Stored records
****************

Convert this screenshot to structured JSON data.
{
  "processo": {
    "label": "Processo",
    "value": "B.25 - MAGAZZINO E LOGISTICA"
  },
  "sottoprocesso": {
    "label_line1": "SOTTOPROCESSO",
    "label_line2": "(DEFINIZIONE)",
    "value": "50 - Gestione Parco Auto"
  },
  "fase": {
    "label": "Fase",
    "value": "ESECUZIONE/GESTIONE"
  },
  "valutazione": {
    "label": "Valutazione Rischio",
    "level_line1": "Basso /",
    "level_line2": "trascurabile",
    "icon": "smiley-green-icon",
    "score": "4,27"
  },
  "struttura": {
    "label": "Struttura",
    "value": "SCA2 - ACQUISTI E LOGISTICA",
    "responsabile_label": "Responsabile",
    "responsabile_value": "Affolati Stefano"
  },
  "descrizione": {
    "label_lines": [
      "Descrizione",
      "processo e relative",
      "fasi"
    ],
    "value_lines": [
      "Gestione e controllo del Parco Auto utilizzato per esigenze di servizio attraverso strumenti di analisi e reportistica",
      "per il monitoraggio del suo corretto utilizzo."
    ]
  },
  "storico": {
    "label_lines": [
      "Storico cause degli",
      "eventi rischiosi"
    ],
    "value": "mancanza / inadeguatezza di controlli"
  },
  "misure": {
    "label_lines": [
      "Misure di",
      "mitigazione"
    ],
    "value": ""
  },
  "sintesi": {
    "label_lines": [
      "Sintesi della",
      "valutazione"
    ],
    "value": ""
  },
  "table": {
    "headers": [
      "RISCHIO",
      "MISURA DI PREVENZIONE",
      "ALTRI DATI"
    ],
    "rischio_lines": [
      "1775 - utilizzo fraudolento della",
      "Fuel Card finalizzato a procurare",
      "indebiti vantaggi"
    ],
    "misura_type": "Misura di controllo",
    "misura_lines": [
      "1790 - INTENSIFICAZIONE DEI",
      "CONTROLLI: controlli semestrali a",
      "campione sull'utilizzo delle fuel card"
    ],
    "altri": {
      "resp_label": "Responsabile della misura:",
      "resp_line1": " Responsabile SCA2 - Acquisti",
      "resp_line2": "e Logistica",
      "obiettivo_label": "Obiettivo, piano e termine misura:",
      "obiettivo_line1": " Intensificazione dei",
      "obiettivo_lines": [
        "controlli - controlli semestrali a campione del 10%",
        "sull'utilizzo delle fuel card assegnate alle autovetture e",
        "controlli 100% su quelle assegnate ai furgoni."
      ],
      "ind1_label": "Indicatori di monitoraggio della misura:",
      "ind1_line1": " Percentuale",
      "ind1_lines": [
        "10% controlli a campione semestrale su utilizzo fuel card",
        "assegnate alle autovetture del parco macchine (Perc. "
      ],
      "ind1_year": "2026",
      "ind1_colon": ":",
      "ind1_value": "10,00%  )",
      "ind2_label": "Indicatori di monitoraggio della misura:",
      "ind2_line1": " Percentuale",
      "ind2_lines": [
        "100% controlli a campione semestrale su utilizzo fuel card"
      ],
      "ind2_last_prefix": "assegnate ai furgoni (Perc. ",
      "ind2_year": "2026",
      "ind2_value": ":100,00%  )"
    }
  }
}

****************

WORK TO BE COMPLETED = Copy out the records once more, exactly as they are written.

ANSWER BOX =
Convert this screenshot to structured JSON data.
{
  "processo": {
    "label": "Processo",
    "value": "B.25 - MAGAZZINO E LOGISTICA"
  },
  "sottoprocesso": {
    "label_line1": "SOTTOPROCESSO",
    "label_line2": "(DEFINIZIONE)",
    "value": "50 - Gestione Parco Auto"
  },
  "fase": {
    "label": "Fase",
    "value": "ESECUZIONE/GESTIONE"
  },
  "valutazione": {
    "label": "Valutazione Rischio",
    "level_line1": "Basso /",
    "level_line2": "trascurabile",
    "icon": "smiley-green-icon",
    "score": "4,27"
  },
  "struttura": {
    "label": "Struttura",
    "value": "SCA2 - ACQUISTI E LOGISTICA",
    "responsabile_label": "Responsabile",
    "responsabile_value": "Affolati Stefano"
  },
  "descrizione": {
    "label_lines": [
      "Descrizione",
      "processo e relative",
      "fasi"
    ],
    "value_lines": [
      "Gestione e controllo del Parco Auto utilizzato per esigenze di servizio attraverso strumenti di analisi e reportistica",
      "per il monitoraggio del suo corretto utilizzo."
    ]
  },
  "storico": {
    "label_lines": [
      "Storico cause degli",
      "eventi rischiosi"
    ],
    "value": "mancanza / inadeguatezza di controlli"
  },
  "misure": {
    "label_lines": [
      "Misure di",
      "mitigazione"
    ],
    "value": ""
  },
  "sintesi": {
    "label_lines": [
      "Sintesi della",
      "valutazione"
    ],
    "value": ""
  },
  "table": {
    "headers": [
      "RISCHIO",
      "MISURA DI PREVENZIONE",
      "ALTRI DATI"
    ],
    "rischio_lines": [
      "1775 - utilizzo fraudolento della",
      "Fuel Card finalizzato a procurare",
      "indebiti vantaggi"
    ],
    "misura_type": "Misura di controllo",
    "misura_lines": [
      "1790 - INTENSIFICAZIONE DEI",
      "CONTROLLI: controlli semestrali a",
      "campione sull'utilizzo delle fuel card"
    ],
    "altri": {
      "resp_label": "Responsabile della misura:",
      "resp_line1": " Responsabile SCA2 - Acquisti",
      "resp_line2": "e Logistica",
      "obiettivo_label": "Obiettivo, piano e termine misura:",
      "obiettivo_line1": " Intensificazione dei",
      "obiettivo_lines": [
        "controlli - controlli semestrali a campione del 10%",
        "sull'utilizzo delle fuel card assegnate alle autovetture e",
        "controlli 100% su quelle assegnate ai furgoni."
      ],
      "ind1_label": "Indicatori di monitoraggio della misura:",
      "ind1_line1": " Percentuale",
      "ind1_lines": [
        "10% controlli a campione semestrale su utilizzo fuel card",
        "assegnate alle autovetture del parco macchine (Perc. "
      ],
      "ind1_year": "2026",
      "ind1_colon": ":",
      "ind1_value": "10,00%  )",
      "ind2_label": "Indicatori di monitoraggio della misura:",
      "ind2_line1": " Percentuale",
      "ind2_lines": [
        "100% controlli a campione semestrale su utilizzo fuel card"
      ],
      "ind2_last_prefix": "assegnate ai furgoni (Perc. ",
      "ind2_year": "2026",
      "ind2_value": ":100,00%  )"
    }
  }
}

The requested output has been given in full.